JIM: Oh, yes. Yes, we were happy! We had a baby girl. We named her Lynn. That was Louisa’s middle name. Then when Momma and Poppa died with pneumonia that came down from the Carolinas, my baby sister, Emmajean, wouldn’t let anybody else hold her except me. Louisa and I brought her home with us. My other sister, Shirley Ann, married Henry Frank Stevens and they took my two brothers to live with them on Henry Frank’s folks’ farm.
JO: Jim, I’m sorry you lost your parents. After that though it seems things were looking up.
JIM: Maybe it looks that way. But when Lynn was two years old Louisa died of pneumonia . . . . I’m telling you, that was the worst time of my whole life. I wanted God to take me on with Louisa but I knew I had to raise Lynn. I couldn’t have done that without the help of Louisa’s sister, Callie, my sister, and my landlady, Mrs. Hall. My little sister, my baby, and I lived on at Mrs. Hall’s. She put us up in two rooms, side by side.
JO: As you said, that was the worst of your times. Can you please tell me about the good times you’ve had?
JIM: Okay. When the mill owner and his wife were killed in a car accident, their wills left me the mill and their home. You see, for some reason, when Caroline left, her parents disowned her. She never returned. They left everything to me. I own the mill now.
JO: Is that about it for the good things that have happened to you?
JIM: One more thing—I found Caroline and my son.
JO: Are you looking forward to 1951?
JIM: I really was because I wanted to work things out with Caroline and our children, James and Lynn.

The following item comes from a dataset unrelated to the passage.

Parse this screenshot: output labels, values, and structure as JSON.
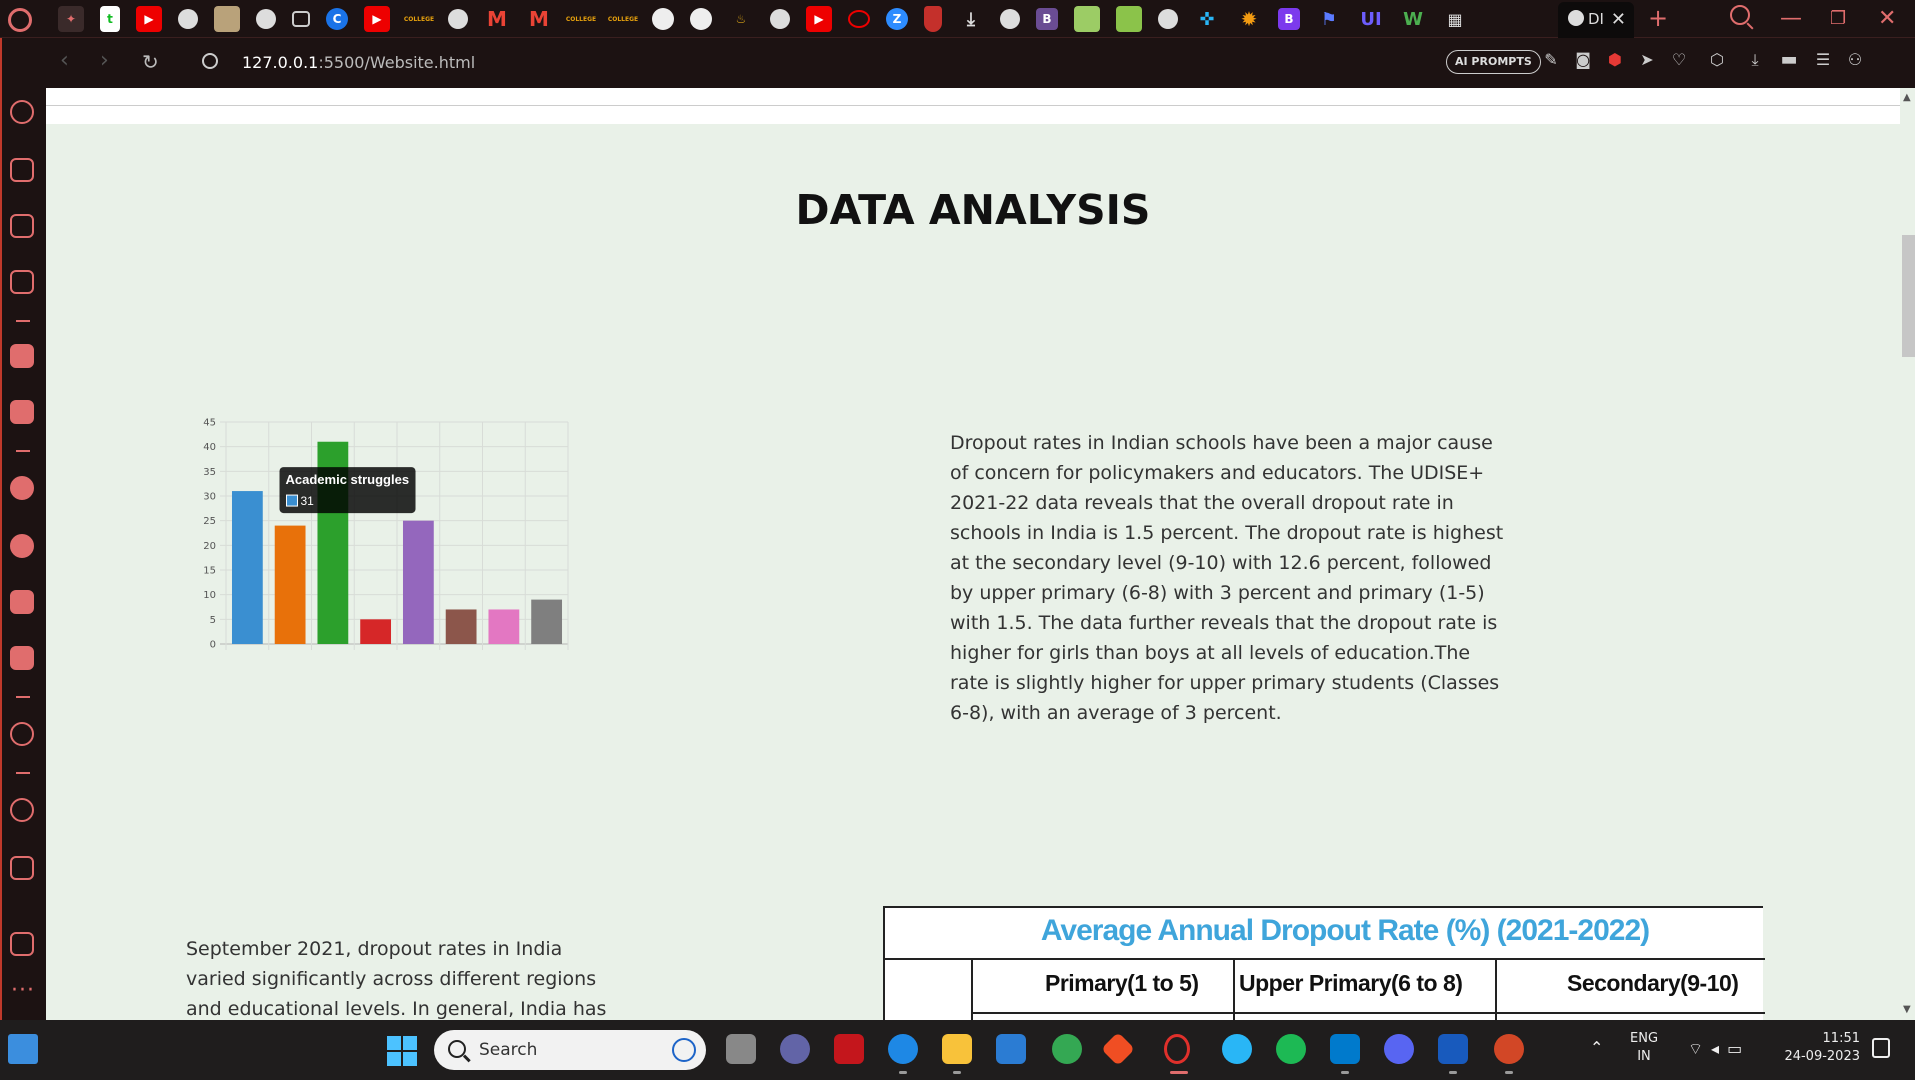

But on January 1, Emmajean, my baby sister, telephoned me from Atlanta, in some legal trouble.
JO: Why did she telephone you? Did she think you could help her way down in Atlanta?
JIM: Well, to answer your first question, she and I were very close growing up. She came to live with my wife and me when she was just a young teenager. As for your second question, she left Newton as soon as she graduated from high school. We haven’t seen much of her for the last 12 years. I’m thinking she must not have any friends down there and when she got into trouble, she naturally telephoned me to help her.
JO: What kind of trouble is she in?
JIM: Well, it’s some kind of trouble with drugs and a friend of hers. I had a lawyer in Atlanta get to her as soon as he could and then I left for Atlanta myself. I’m going back down there tomorrow for her arraignment and I’ll probably know more.
JO: So, as soon as you get Emmajean’s problem taken care of, you can devote your time to Caroline and your children?
JIM: Well, no, not really. My best friend, Arthur, has a son who’s a senior in high school who’s giving him a lot of trouble. Arthur needs my help too even if it is just moral support. So I’m staying close for him and going back and forth to Atlanta to see Emmajean.
JO: That doesn’t leave you much time for your personal plans, does it?
JIM: No, it certainly doesn’t. I’m torn among here and Atlanta and Knoxville, where Caroline lives and the children go to school.
JO: How long do you think it will be before Emmajean and Arthur won’t need your help?
JIM: I really don’t know.
JO: Can’t you put your own personal wishes first for a while?
JIM: I won’t turn my back on my baby sister and my best friend!
JO: Please excuse me, I didn’t mean to offend you.
JIM: I apologize for speaking harsh to you. It’s just that I’m going in so many directions. When I’m in Atlanta, I need to be here for Arthur. Then when I’m here for Arthur and running my mill, I need to be in Knoxville for my children and Caroline. I want to be with Caroline and my children.
JO: I hope Caroline understands the quandary you’re in.
JIM: I think sometimes she does but the situation I’m in also tries her patience.
JO: Is Caroline a patient person?
JIM: I’ll probably be finding out how patient she is before too long.